There’s a lot of uncertainty in the nonprofit world these days. There are more organizations vying for donor loyalty across an increasing number of channels. The expectations of today’s donors has changed and there’s an intense scrutiny on how every dollar is spent. Those are the “rules of the game” and they’ve left a lot of organizations uncertain about the future.
Yet that uncertainty is also why it’s an incredibly exciting time to be in the nonprofit space. All of the challenges listed above are creating an equal number of opportunities—to connect with donors in new ways; to embrace innovations that can help us work smarter; to achieve unprecedented results.
Ultimately, that’s what challenges and limitations do—they lead to new ways of thinking, new ideas, and new solutions. They lead to opportunities.
Finding Smarter Ways to Accomplish Shared Goals
Here’s an example for you: Let’s say three people are tasked with digging a hole a hundred miles deep. Each person is only given a single shovel.
- The first person gets right to work and just keeps digging and digging and digging. He makes a lot of progress, but that progress slows over time as his energy depletes.
- The second person starts digging the same way, but soon develops another method. She repositions the shovel to get a better angle, alternates hands, and takes regular breaks. Eventually the second person’s progress exceeds the first—despite the fact that the first person is working harder.
- The third person looks at the problem, breaks the shovel into pieces, and creates a machine to automate the digging progress. This takes time and the third person falls way behind the others. But once the machine is activated, he quickly moves past the other two while expending far less energy.
This may seem overly simplistic, but it also perfectly illustrates the evolution of problem solving. There’s always a better way out there. It’s just a matter of identifying it. The same thing holds true for the nonprofit world.

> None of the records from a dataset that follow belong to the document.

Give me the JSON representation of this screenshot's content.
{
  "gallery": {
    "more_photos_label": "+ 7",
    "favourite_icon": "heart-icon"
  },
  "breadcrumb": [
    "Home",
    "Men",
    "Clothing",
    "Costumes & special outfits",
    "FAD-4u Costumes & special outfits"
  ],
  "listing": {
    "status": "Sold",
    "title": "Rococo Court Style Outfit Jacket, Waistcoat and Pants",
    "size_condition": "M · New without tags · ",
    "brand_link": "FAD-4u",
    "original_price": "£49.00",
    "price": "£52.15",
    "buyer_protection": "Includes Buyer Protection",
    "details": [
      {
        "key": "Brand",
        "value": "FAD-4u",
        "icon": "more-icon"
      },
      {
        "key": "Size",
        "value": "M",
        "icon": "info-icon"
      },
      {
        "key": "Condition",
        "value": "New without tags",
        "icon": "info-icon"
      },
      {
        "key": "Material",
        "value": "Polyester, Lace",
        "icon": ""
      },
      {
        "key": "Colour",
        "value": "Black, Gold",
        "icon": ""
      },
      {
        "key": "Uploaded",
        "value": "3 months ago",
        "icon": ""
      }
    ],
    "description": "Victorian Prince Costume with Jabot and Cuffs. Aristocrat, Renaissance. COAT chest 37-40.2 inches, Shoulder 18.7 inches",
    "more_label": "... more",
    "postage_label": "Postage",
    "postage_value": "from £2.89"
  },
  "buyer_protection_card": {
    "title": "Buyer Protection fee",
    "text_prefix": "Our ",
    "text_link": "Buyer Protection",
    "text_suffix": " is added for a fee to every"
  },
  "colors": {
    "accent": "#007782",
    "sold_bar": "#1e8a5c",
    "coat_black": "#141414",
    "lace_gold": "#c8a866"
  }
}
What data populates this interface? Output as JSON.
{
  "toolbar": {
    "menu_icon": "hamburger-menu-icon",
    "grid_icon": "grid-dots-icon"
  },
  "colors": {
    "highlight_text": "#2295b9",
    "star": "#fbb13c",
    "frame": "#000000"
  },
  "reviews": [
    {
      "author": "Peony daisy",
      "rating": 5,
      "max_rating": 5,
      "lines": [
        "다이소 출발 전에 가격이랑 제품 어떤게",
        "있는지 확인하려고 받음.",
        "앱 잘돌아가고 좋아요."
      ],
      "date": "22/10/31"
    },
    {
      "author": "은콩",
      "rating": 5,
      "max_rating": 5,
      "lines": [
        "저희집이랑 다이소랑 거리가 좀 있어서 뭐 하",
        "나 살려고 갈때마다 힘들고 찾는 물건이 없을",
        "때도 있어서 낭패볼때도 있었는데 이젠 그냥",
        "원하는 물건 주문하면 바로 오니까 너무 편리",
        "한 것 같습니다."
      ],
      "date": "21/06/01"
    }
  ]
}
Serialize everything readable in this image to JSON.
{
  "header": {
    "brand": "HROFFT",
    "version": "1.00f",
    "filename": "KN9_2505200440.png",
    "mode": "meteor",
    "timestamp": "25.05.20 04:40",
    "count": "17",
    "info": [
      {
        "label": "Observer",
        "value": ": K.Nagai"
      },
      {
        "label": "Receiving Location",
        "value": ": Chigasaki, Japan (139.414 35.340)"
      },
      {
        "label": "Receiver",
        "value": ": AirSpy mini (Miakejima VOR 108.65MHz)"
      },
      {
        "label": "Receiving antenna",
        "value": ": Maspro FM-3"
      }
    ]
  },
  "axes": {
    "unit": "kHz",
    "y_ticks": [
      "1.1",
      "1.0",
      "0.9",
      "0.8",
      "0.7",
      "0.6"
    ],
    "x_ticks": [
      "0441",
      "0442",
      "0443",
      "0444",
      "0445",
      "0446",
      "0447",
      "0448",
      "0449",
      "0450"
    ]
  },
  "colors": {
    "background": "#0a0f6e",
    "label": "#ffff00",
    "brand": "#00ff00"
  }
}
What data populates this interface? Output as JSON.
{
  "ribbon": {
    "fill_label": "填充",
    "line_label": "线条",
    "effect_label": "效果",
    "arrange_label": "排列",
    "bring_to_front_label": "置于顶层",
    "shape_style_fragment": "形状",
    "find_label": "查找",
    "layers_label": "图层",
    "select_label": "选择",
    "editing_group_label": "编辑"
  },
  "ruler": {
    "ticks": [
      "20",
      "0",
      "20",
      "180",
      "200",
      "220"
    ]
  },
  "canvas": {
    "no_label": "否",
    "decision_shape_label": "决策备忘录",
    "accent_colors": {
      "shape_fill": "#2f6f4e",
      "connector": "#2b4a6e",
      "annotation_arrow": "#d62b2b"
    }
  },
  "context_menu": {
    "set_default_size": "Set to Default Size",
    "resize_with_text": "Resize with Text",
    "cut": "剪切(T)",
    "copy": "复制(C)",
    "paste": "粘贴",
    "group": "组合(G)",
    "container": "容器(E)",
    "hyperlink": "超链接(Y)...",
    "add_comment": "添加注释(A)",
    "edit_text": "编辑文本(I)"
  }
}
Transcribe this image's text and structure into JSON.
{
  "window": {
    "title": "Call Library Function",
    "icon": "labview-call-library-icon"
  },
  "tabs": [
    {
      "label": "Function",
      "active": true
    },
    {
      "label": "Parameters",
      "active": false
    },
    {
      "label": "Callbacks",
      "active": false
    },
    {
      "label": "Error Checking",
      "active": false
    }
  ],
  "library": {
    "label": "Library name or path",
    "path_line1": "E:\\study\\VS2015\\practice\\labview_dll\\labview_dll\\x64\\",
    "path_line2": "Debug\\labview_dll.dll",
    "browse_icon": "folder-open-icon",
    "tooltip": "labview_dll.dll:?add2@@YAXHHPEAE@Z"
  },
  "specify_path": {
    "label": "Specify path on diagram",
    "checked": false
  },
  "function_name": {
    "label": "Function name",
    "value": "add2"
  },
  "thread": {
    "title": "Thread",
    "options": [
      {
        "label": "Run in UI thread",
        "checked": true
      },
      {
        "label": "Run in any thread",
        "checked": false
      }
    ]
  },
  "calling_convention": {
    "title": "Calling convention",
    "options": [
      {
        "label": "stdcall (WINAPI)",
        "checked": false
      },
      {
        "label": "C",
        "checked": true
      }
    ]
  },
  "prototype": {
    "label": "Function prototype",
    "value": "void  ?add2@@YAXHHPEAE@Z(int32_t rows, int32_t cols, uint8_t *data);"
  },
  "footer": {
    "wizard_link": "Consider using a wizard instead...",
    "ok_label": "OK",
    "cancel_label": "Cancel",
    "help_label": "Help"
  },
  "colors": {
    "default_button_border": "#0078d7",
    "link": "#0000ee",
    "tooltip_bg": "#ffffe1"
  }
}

Are You Ready to Step Up to the Plate and Take a New Approach?
We all have limited resources (time and talent) and face other challenges that keep us from being as innovative as we might want to be. Rather than trying to fight against these limitations, you need to figure out a way to work within the rules of the game.
I once heard someone say: “Anyone can do more with more. Good leaders can do more with the same. But it takes exceptional leaders to do more with less.”
In the new reality nonprofits are facing, exceptional fundraising leaders need to figure out how to “do more with less.” That may not be quite as daunting as it sounds. It simply means embracing new ideas and solutions that can help your organization work smarter, not harder, and continually asking the question:
How can you take the challenges and limitations facing your organization and turn them into opportunities?